Germany, Israel Bridge Bitter Past

MUNICH -- Germany and Israel have put aside their painful past to form an unlikely friendship that could help turn the vision of a peaceful and prosperous Middle East into reality.


The five decades since the end of World War II have not erased history for the nation that committed the Holocaust and the state that rose out of its ashes.


But two major events in the past five years -- German reunification and Middle East peace -- have allowed both sides to simultaneously recall the past, find common interests in the present and work closely for a better future.


The current warmth in German-Israeli relations was on display Thursday evening as B'nai B'rith, the charity group that is the largest Jewish organization in the world, presented its highest award to Chancellor Helmut Kohl.


Israeli Prime Minister Shimon Peres flew to Munich to give a speech praising Kohl as a miracle worker.

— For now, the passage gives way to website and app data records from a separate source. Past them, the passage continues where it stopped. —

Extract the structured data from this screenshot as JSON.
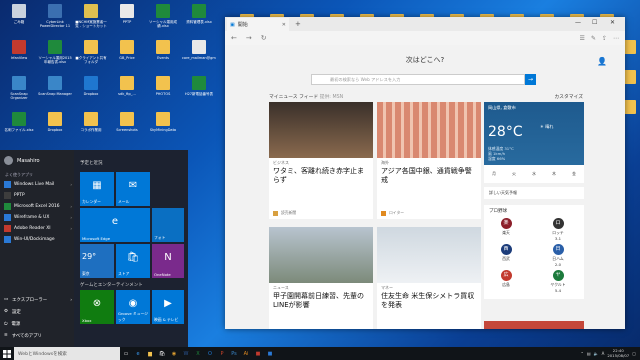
{
  "desktop": {
    "icons": [
      {
        "label": "ごみ箱",
        "color": "#c9d2de"
      },
      {
        "label": "CyberLink PowerDirector 11",
        "color": "#3b6fb0"
      },
      {
        "label": "■NCHM実施業者一覧 - ショートカット",
        "color": "#e0c050"
      },
      {
        "label": "PPTP",
        "color": "#e8e8e8"
      },
      {
        "label": "ソーシャル運用成績.xlsx",
        "color": "#1f8a3c"
      },
      {
        "label": "資料管理表.xlsx",
        "color": "#1f8a3c"
      },
      {
        "label": "IrfanView",
        "color": "#c23a2e"
      },
      {
        "label": "ソーシャル運用2015年報告書.xlsx",
        "color": "#1f8a3c"
      },
      {
        "label": "■クライアント共有フォルダ",
        "color": "#f2c24e"
      },
      {
        "label": "GB_Price",
        "color": "#f2c24e"
      },
      {
        "label": "Events",
        "color": "#f2c24e"
      },
      {
        "label": "core_mailman@gmail...",
        "color": "#e8e8e8"
      },
      {
        "label": "ScanSnap Organizer",
        "color": "#3a86c8"
      },
      {
        "label": "ScanSnap Manager",
        "color": "#3a86c8"
      },
      {
        "label": "Dropbox",
        "color": "#1f77d0"
      },
      {
        "label": "sdk_ftp_...",
        "color": "#f2c24e"
      },
      {
        "label": "PHOTOS",
        "color": "#f2c24e"
      },
      {
        "label": "H27新電話番号表",
        "color": "#1f8a3c"
      },
      {
        "label": "名刺ファイル.xlsx",
        "color": "#1f8a3c"
      },
      {
        "label": "Dropbox",
        "color": "#f2c24e"
      },
      {
        "label": "コラボ作業用",
        "color": "#f2c24e"
      },
      {
        "label": "Screenshots",
        "color": "#f2c24e"
      },
      {
        "label": "SkyMiningData",
        "color": "#f2c24e"
      }
    ]
  },
  "start_menu": {
    "user_name": "Masahiro",
    "frequent_header": "よく使うアプリ",
    "apps": [
      {
        "label": "Windows Live Mail",
        "color": "#2a79d6",
        "arrow": "›"
      },
      {
        "label": "PPTP",
        "color": "#3d3d3d",
        "arrow": ""
      },
      {
        "label": "Microsoft Excel 2016",
        "color": "#1f8a3c",
        "arrow": "›"
      },
      {
        "label": "Wireframe & UX",
        "color": "#2a79d6",
        "arrow": "›"
      },
      {
        "label": "Adobe Reader XI",
        "color": "#c23a2e",
        "arrow": "›"
      },
      {
        "label": "Win-UI/Dockimage",
        "color": "#2a79d6",
        "arrow": ""
      }
    ],
    "system": [
      {
        "label": "エクスプローラー",
        "glyph": "▭",
        "arrow": "›"
      },
      {
        "label": "設定",
        "glyph": "⚙",
        "arrow": ""
      },
      {
        "label": "電源",
        "glyph": "⏻",
        "arrow": ""
      },
      {
        "label": "すべてのアプリ",
        "glyph": "≡",
        "arrow": ""
      }
    ],
    "group1": "予定と近況",
    "group2": "ゲームとエンターテインメント",
    "tiles": {
      "calendar": "カレンダー",
      "mail": "メール",
      "edge": "Microsoft Edge",
      "photos": "フォト",
      "weather_temp": "29°",
      "weather_city": "東京",
      "store": "ストア",
      "onenote": "OneNote",
      "xbox": "Xbox",
      "groove": "Groove ミュージック",
      "movies": "映画 & テレビ"
    }
  },
  "browser": {
    "tab_title": "開始",
    "new_tab": "+",
    "window_controls": [
      "—",
      "☐",
      "✕"
    ],
    "page": {
      "heading": "次はどこへ?",
      "search_placeholder": "最初の検索なら Web アドレスを入力",
      "search_button": "→",
      "feed_header": "マイニュース フィード",
      "feed_sub": "提供: MSN",
      "customize": "カスタマイズ",
      "cards": [
        {
          "cat": "ビジネス",
          "title": "ワタミ、客離れ続き赤字止まらず",
          "source": "読売新聞",
          "img": "#6a5a4e"
        },
        {
          "cat": "海外",
          "title": "アジア各国中銀、通貨戦争警戒",
          "source": "ロイター",
          "img": "#c77b6a"
        },
        {
          "cat": "ニュース",
          "title": "甲子園開幕前日練習、先輩のLINEが影響",
          "source": "",
          "img": "#9aa7b3"
        },
        {
          "cat": "マネー",
          "title": "住友生命 米生保シメトラ買収を発表",
          "source": "",
          "img": "#d6dde4"
        }
      ],
      "weather": {
        "location": "岡山県, 倉敷市",
        "temp": "28°C",
        "condition": "晴れ",
        "details": "体感温度 31°C\n風 1km/h\n湿度 66%",
        "days": [
          "月",
          "火",
          "水",
          "木",
          "金"
        ],
        "link": "詳しい天気予報"
      },
      "baseball": {
        "header": "プロ野球",
        "teams": [
          {
            "name": "楽天",
            "score": "",
            "letter": "楽",
            "color": "#8c1f2a"
          },
          {
            "name": "ロッテ",
            "score": "3-1",
            "letter": "ロ",
            "color": "#333"
          },
          {
            "name": "西武",
            "score": "",
            "letter": "西",
            "color": "#1c3c7a"
          },
          {
            "name": "日ハム",
            "score": "2-0",
            "letter": "日",
            "color": "#2a5fa8"
          },
          {
            "name": "広島",
            "score": "",
            "letter": "広",
            "color": "#c23a2e"
          },
          {
            "name": "ヤクルト",
            "score": "5-4",
            "letter": "ヤ",
            "color": "#1c7a3c"
          }
        ]
      }
    }
  },
  "taskbar": {
    "search_placeholder": "WebとWindowsを検索",
    "time": "22:40",
    "date": "2015/08/07",
    "ime": "A"
  }
}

"Good relations between the State of Israel and the Federal Republic of Germany seem almost impossible," he told a banquet attended by top German politicians and business executives and Jewish leaders from Germany and the United States.


"Chancellor Helmut Kohl is, without a doubt, among those who have made this great miracle happen."


This bilateral harmony, still so new that most speakers mentioned how moving it was to see it, has a broad economic and political foundation to build on.


"Germany has become our second partner in the world after the United States," Avraham Primor, Israeli ambassador in Bonn, said after the banquet. "We cooperate in all areas."


Bonn's leading role in the European Union since unification in 1990 and its habit of shaping foreign policy through the EU mean German-Israeli ties are at the core of a broad new relationship between the EU and the new Middle East.


Israel's mistrust of the EU, which it saw as pro-Arab, and its heavy dependence on the U.S. long stood in the way of closer ties with Brussels.


But, German officials say, Kohl convinced the late prime minister Yitzhak Rabin last year that the EU was a strong and dependable "second leg to stand on."